Will the approval of Zohydro benefit patients and physicians by providing another option for pain relief for patients with legitimate chronic pain needs, or will it spark a new wave of abuse, misuse, and diversion?
How many times in the past year have you wished you could prescribe a single-entity, controlled-release form of hydrocodone for your patients?
On October 25, 2013, Zohydro was approved by the US Food and Drug Administration (FDA). Interestingly, the FDA advisory committee that reviewed Zohydro in December 2012 voted against its approval, citing the fact that it was not an abuse-deterrent formulation and expressing concerns over the potential for abuse, misuse, and diversion of a single-entity extended-release hydrocodone product.
In light of the recent focus on the dangers of liver damage from overdose of acetaminophen, I think it is quite likely that Zohydro will soon be the replacement for the older formulation of OxyContin.
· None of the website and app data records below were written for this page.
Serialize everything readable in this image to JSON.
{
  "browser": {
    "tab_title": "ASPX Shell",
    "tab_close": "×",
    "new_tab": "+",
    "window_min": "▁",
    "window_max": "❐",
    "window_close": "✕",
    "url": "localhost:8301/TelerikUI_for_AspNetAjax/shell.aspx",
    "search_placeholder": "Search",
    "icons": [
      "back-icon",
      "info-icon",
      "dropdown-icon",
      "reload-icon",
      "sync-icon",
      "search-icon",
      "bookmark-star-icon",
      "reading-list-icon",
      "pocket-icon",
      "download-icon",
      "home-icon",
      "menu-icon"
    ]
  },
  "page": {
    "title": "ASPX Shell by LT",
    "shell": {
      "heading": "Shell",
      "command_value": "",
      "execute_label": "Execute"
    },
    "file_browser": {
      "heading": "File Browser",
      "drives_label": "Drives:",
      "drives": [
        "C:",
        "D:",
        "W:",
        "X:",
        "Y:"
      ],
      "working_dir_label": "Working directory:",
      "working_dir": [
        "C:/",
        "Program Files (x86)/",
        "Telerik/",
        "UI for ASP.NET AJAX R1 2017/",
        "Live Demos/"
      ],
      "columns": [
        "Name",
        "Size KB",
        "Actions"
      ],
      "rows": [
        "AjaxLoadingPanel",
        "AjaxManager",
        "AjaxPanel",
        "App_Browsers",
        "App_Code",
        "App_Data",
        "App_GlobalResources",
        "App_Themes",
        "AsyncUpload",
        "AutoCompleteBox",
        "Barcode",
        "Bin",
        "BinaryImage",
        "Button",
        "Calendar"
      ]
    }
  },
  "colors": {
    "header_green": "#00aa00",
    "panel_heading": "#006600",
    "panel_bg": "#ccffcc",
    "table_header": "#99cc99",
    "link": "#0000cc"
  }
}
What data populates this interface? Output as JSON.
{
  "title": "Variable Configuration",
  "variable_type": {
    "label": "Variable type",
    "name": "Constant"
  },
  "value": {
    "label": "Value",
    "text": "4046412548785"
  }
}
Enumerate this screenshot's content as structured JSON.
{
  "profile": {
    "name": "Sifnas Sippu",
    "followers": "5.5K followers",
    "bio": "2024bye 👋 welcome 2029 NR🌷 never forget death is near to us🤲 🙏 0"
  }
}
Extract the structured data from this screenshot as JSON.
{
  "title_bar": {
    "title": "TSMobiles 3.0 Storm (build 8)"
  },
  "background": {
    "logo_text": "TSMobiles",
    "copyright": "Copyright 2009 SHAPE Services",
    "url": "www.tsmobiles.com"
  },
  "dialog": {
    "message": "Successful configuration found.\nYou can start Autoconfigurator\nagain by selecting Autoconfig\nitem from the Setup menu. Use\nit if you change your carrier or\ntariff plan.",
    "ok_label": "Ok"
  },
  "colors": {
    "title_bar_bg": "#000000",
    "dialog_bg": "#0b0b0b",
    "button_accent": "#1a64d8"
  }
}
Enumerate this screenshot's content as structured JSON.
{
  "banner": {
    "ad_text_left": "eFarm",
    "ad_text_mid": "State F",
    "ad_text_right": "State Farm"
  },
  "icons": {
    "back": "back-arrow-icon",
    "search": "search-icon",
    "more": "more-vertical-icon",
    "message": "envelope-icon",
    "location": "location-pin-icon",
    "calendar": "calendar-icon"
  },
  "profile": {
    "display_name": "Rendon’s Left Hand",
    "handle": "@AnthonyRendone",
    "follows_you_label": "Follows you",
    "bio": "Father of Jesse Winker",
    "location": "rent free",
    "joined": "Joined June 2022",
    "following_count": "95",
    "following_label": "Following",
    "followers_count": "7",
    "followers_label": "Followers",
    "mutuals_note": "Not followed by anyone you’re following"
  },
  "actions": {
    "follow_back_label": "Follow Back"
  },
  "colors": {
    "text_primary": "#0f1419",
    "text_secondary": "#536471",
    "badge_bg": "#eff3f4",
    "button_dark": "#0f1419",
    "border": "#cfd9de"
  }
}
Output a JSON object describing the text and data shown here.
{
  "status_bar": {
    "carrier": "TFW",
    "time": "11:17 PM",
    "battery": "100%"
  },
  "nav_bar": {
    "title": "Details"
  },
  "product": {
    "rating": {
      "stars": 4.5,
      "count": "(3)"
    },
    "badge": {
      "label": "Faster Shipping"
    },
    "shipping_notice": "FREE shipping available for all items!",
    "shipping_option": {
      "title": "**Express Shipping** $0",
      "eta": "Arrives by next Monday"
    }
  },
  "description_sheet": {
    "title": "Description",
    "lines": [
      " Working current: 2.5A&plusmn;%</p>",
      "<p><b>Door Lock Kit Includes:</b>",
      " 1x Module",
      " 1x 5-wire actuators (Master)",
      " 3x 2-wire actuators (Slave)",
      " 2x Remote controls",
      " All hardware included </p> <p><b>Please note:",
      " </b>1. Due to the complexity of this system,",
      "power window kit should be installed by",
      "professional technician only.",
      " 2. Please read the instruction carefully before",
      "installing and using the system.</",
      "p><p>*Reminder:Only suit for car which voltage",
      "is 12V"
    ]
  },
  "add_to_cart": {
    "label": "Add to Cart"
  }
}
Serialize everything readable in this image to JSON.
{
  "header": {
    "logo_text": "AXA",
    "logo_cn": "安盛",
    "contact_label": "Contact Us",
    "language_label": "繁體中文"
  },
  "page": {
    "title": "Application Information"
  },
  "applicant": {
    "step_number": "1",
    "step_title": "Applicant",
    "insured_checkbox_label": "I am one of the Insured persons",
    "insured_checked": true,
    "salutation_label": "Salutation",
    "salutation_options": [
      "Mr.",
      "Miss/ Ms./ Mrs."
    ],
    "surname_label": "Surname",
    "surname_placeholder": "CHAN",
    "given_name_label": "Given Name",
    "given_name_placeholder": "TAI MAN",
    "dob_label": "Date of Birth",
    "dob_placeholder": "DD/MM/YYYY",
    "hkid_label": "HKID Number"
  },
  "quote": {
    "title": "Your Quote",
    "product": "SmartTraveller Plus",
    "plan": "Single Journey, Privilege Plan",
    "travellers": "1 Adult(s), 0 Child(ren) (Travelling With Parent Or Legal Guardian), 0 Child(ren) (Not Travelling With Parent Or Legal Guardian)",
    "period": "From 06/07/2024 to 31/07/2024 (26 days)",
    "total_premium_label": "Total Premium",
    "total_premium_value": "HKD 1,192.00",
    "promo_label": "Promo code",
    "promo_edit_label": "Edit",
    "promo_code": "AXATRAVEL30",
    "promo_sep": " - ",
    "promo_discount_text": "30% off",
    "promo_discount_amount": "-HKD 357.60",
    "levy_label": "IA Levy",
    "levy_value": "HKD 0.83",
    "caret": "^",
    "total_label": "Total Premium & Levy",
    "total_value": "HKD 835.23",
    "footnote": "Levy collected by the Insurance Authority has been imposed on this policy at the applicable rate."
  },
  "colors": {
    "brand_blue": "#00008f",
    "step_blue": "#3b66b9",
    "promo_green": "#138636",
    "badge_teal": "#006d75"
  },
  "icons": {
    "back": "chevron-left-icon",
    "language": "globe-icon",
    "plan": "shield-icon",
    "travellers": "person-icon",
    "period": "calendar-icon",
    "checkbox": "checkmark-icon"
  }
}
Currently, hydrocodone-containing products are prescribed in huge numbers in the United States, often by telephone orders.
On October 24, 2013, the FDA announced its intent to work with the Drug Enforcement Administration (DEA) to change the controlled substance scheduling of hydrocodone to CII from its current CIII status. This would prevent future telephone prescribing, require the use of written prescriptions, and limit the total amount of hydrocodone dispensed to only 90 days without an option for refill. Hydrocodone would join the ranks of fentanyl, hydromorphone, methadone, morphine, oxycodone, and oxycodone.
I have previously written about the need for tamper- or abuse-deterrent opioid medications. I realize nothing will stop abuse completely, and that crushing, chewing, and taking more tablets than the recommended and/or prescribed dose will produce the high desired by abusers. However, do we have to make it easy? Do we have to tolerate our patients giving, selling, and/or trading their medications with their friends and family members? At what point is anyone held accountable?
Good physicians and pharmacists follow established guidelines and best practices when prescribing and dispensing opioid medications. Proper risk management requires that patients be screened for their abuse potential, which should affect how and to whom physicians prescribe opioids. However, once medications are in the community, there is no way to determine what happens. There is no way to stop someone I for whom I have prescribed an opioid from selling, trading, or giving away his or her medication. There is no way to stop them from taking more than I prescribed. The DEA can’t stop them, nor can the FDA.
Although many deaths from opioids can be attributed to schedule 2 agents, the DEA refuses to hold patients accountable for their acts of diversion. The DEA refuses to ask patients who are resuscitated by naloxone from their opioid overdoses if they even have lawful prescriptions. We fill our jails and prisons with drug abusers and dealers, but the dying doesn’t stop. Abuse doesn’t stop. So, we legalize marijuana in Colorado and Washington, and allow medical marijuana in other states. What comes next? Legal methamphetamines? Legal heroin? Legal cocaine? There is no easy answer, but again, is the point of the rulemaking by the federal government to criminalize behavior, address abuse/addiction, or have an alternative revenue source through taxation?
I am far enough along in my career to have seen the pendulum swing from complete prohibition of opioids for neuropathic and other forms of chronic noncancer pain to the profligate prescribing of opioids for many commonly painful conditions. Opioids as part of an overall plan of care can bring relief for pain sufferers. The “good old days” when physicians did not have the option to prescribe opioids were hardly so good for my patients in the 1980s, but do we really need single-entity hydrocodone to treat patients today? Do we need that so-called controlled-release formulation to easily allow for immediate release by chewing and crushing?
The FDA and DEA work at cross purposes; they have to answer to many masters. When I prescribe an opioid, I answer to my patients and to myself. The deal is done. Zohydro has been approved. Take an extra minute in each clinical encounter to remind your patients that more than 70% of all prescription drugs recreationally abused in America come directly from legitimate prescriptions through gift, sales, and carelessness leading to theft. Ask your patients to do their part to keep the privilege of opioids alive. Remind them, it is a privilege to receive opioids. Let’s not collectively blow this.